--- Input records ---

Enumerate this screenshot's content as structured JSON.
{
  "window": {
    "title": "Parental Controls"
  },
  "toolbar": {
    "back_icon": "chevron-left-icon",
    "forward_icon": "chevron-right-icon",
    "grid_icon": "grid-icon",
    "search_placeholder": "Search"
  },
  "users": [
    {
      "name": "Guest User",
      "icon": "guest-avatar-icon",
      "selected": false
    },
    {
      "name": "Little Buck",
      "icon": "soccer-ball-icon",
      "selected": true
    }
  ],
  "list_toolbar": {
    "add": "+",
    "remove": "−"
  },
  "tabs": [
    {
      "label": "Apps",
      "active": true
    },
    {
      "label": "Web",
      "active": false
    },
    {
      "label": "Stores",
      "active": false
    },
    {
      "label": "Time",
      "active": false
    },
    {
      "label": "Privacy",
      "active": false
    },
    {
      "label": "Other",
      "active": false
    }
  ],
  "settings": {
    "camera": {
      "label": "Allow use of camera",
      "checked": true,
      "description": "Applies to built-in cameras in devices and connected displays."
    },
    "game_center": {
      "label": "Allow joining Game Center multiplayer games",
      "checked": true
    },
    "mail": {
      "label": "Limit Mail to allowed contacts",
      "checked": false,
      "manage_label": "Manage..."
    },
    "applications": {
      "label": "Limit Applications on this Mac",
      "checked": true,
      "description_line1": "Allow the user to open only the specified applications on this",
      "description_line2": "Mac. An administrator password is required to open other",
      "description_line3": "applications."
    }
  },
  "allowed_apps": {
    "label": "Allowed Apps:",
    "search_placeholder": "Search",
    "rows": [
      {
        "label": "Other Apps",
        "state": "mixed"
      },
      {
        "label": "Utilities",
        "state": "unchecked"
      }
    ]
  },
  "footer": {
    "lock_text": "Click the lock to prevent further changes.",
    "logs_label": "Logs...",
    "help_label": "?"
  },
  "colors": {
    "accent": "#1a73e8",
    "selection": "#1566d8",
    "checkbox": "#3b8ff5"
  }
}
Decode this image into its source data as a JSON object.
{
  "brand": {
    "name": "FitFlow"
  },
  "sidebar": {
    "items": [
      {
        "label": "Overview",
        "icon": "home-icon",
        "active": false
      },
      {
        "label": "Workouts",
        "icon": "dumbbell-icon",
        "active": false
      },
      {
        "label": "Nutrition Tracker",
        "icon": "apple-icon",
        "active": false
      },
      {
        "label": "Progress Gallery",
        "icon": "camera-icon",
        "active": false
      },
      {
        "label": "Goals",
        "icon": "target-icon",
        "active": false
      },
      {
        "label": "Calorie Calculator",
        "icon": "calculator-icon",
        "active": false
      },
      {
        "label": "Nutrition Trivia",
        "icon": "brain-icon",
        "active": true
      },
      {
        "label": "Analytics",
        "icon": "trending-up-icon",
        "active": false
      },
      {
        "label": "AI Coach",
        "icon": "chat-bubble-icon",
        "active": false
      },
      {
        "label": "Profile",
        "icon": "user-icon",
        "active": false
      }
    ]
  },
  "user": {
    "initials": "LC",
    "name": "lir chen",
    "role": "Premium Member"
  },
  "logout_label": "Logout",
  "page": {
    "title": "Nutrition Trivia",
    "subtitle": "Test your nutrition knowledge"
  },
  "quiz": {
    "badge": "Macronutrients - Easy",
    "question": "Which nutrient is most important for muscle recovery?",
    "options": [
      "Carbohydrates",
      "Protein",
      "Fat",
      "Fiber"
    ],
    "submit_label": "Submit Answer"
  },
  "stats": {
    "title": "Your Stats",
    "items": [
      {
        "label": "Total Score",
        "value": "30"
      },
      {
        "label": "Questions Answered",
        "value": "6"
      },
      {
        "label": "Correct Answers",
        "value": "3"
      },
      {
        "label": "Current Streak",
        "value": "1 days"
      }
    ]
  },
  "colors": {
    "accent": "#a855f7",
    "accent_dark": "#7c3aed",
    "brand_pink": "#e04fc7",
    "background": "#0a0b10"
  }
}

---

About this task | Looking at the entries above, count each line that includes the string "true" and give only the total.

Solution | 6